In most cases, your professional photographer doesn’t cover her expenses solely from the fee she charges for your portrait session. It’s true – I won’t deny it – that much of her income comes from the sale of prints, which are the final product of her business. They’re what you take home, rather than the session time spent in the studio or on location, and they represent all of her investment in training, in equipment, in software, in editing, in professional development. When you share your photos with friends and family, you are also sharing your photographer’s knowledge, expertise, creative talent, and professionalism. Because she takes pride in her work, she wants it to be seen in the best possible product.

It is, after all, her work. An aspect of her professionalism many people don’t think about is her legal ownership of her intellectual property. She and she alone holds the copyright to those photographs, which means she and she alone has the legal right to make prints, or to approve anyone else to make them. Protecting her copyright is part of her professionalism.
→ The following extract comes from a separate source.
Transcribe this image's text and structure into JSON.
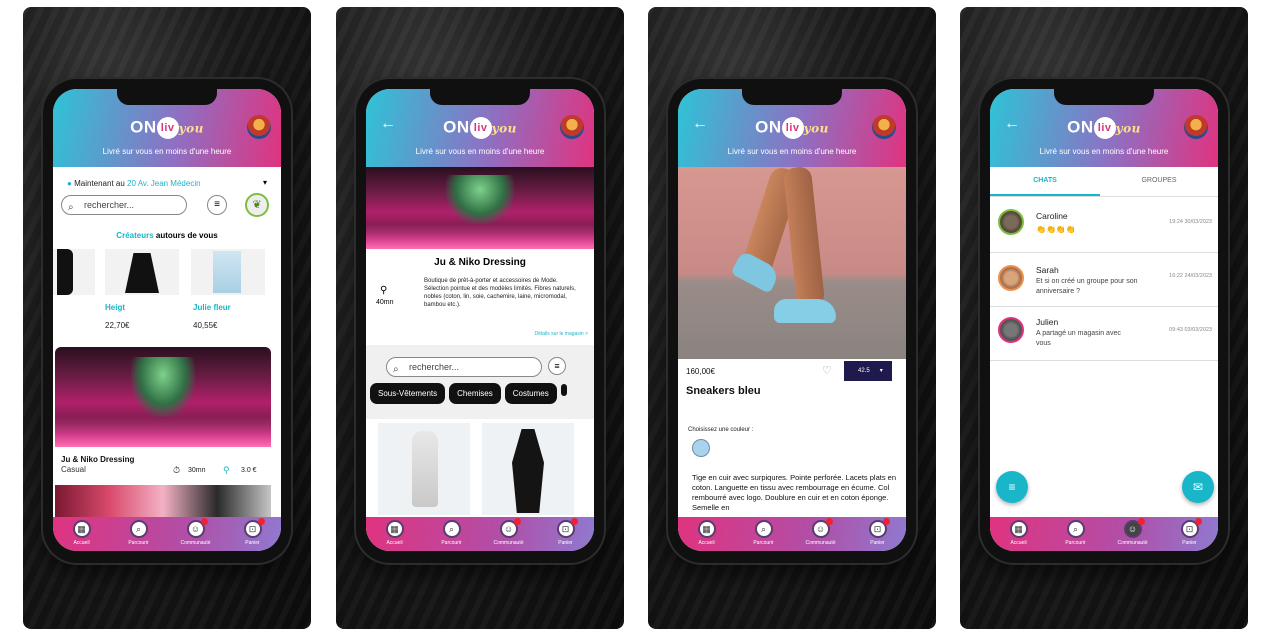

I LOVE being a photographer! I love showing women a beautiful side of themselves they may not have seen before, capturing that twinkle in their eye, giving them confidence. It is why I put in the time and effort and passion on top of working a full time job as a nurse and being a wife and mom. Photography feeds a love in me that without it is not fulfilling. But I need to make enough profit to maintain my studio, equipment, education, insurance, taxes, and all the other costs of doing business as a professional. I take very little to no funds from my business. Instead I use the profit to ensure my passion of being a professional photographer carries on. That’s right: I don’t bring any of this money home for myself or my family even though I am spending time away from them. But I choose to for my love of what I do.
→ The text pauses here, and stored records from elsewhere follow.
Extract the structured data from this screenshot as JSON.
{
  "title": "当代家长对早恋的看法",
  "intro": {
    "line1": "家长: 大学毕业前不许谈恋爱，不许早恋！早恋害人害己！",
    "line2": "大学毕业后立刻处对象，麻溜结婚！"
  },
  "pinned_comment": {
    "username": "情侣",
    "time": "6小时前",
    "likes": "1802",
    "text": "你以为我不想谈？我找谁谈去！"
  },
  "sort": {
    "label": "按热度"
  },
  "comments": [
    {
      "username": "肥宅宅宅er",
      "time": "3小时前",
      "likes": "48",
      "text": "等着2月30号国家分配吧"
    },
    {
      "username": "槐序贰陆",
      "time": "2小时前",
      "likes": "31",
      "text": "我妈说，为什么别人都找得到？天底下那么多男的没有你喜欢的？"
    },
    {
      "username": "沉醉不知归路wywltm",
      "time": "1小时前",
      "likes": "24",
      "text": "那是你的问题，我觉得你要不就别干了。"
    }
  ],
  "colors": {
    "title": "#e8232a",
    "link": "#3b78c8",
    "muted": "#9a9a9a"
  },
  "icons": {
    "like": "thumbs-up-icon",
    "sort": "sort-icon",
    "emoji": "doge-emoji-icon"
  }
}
Your initial session fee compensates me for my investment in your photographs until your package purchase, if you so choose to do so. Since there’s no guarantee I will sell anything, part, most, or possibly all of the session fee first has to go toward all the other expenses of my professional service: studio rent, camera purchases, editing software, and so on. Only a very little of it actually goes toward compensation for the hours I’ll spend directly on your session. The final portrait packages are where I have designed the cost of my time and all of the other factors, along with other members of my team for the session, such as a makeup artist, who are paid whether you buy any prints or not.

What that really means is I don’t really get paid from the session fee. I don’t get paid unless I produce an awesome product you want to buy. That’s my job, and that’s what you’re buying.

So the next time you question a photographer’s pricing or another business, please stop for a moment and consider everything that goes into their work before asking them “You cost how much?” Instead, think about what an awesome and professional portrait you’re going to have, to capture a special moment forever and share with friends and family for many years to come.

The printed images you buy from me will last hundreds of years, and they will contain not only your memories but your photographer’s professionalism. It’s not whether the disk you wanted them on will become obsolete or the hard drive you stored them on will crash. Casual photos taken by friends, whether they have awesome cameras or not, are wonderful. Digital technology makes them fun and affordable. But they aren’t professional. They’re a quick carry-out pizza, yummy when the time is right. When it comes to a special occasion – you! – celebrate with the best. Yes, of course it will cost more, but aren’t you worth it?

 

Let us conclude this blog with a favorite image of mine 🙂 Her laughter was contagious and beautiful!

A27

no comments
Add a comment...

Your email is never published or shared. Required fields are marked *